The purpose of this study was to fill a gap in existing literature on scholar-administrators and understand the lived experience of scholar-administrators who published. Using an interpretative phenomenological approach to extract themes from detailed case studies of five senior academic administrators who have published, the researchers’ empirical inferences from the five detailed case histories reveal the challenges and rewards of producing scholarship as a scholar-administrator. Their findings show that the administrators were more connected to the people within and outside the university, their own field of practice, and with the university. The impact of scholarship on scholar-administrators goes beyond publications. Continuation of being a scholar-practitioner has significant impact on networking scope of administrators keeping the educational entities they lead abreast of environmental trends to adapt to. Future research should replicate our study to increase the generalizability of its findings.
Scholar-Administrator, Higher Education Administrators, Impact of Scholarship, Synergies in Higher Education, Academic Administration, Interpretative Phenomenology
Authors acknowledge the support from University of Phoenix for this research.
Creative Commons License
This work is licensed under a Creative Commons Attribution-Noncommercial-Share Alike 4.0 International License.
Recommended APA Citation

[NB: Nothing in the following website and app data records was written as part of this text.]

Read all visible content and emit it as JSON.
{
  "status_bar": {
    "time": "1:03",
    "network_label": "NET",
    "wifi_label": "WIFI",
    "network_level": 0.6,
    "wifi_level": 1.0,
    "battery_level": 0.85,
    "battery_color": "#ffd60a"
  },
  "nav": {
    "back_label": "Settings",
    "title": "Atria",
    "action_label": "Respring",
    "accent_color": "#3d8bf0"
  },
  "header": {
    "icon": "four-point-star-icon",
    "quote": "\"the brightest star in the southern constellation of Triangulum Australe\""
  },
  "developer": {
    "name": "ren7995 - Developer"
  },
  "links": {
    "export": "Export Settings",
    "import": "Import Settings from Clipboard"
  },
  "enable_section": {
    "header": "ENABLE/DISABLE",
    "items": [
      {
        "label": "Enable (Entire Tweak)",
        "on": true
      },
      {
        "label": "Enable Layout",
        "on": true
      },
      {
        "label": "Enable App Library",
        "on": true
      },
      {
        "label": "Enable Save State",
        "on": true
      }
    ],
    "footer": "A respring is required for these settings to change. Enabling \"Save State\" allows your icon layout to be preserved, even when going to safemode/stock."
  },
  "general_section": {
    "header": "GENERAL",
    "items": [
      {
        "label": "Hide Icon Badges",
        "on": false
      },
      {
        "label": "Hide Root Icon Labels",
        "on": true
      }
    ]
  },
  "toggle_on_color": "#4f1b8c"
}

Coe, A., & Chinta, R. (2016). The Ontology of Scholar-Administrators: Empirical Inferences from Five Senior Administrators Who Published. The Qualitative Report, 21(3), 474-484. https://doi.org/10.46743/2160-3715/2016.2265